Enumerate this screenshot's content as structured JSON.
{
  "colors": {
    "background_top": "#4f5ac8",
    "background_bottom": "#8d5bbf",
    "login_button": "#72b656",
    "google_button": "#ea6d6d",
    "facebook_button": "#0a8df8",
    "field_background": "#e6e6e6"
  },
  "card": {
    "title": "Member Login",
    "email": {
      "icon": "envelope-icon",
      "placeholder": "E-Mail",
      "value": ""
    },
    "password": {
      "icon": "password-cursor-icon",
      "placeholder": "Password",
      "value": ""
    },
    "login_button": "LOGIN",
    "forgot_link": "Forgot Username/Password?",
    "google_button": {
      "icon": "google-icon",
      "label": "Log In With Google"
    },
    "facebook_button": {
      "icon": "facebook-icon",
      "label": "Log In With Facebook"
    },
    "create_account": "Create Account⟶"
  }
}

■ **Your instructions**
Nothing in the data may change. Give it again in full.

■ **Task solution**
Enumerate this screenshot's content as structured JSON.
{
  "colors": {
    "background_top": "#4f5ac8",
    "background_bottom": "#8d5bbf",
    "login_button": "#72b656",
    "google_button": "#ea6d6d",
    "facebook_button": "#0a8df8",
    "field_background": "#e6e6e6"
  },
  "card": {
    "title": "Member Login",
    "email": {
      "icon": "envelope-icon",
      "placeholder": "E-Mail",
      "value": ""
    },
    "password": {
      "icon": "password-cursor-icon",
      "placeholder": "Password",
      "value": ""
    },
    "login_button": "LOGIN",
    "forgot_link": "Forgot Username/Password?",
    "google_button": {
      "icon": "google-icon",
      "label": "Log In With Google"
    },
    "facebook_button": {
      "icon": "facebook-icon",
      "label": "Log In With Facebook"
    },
    "create_account": "Create Account⟶"
  }
}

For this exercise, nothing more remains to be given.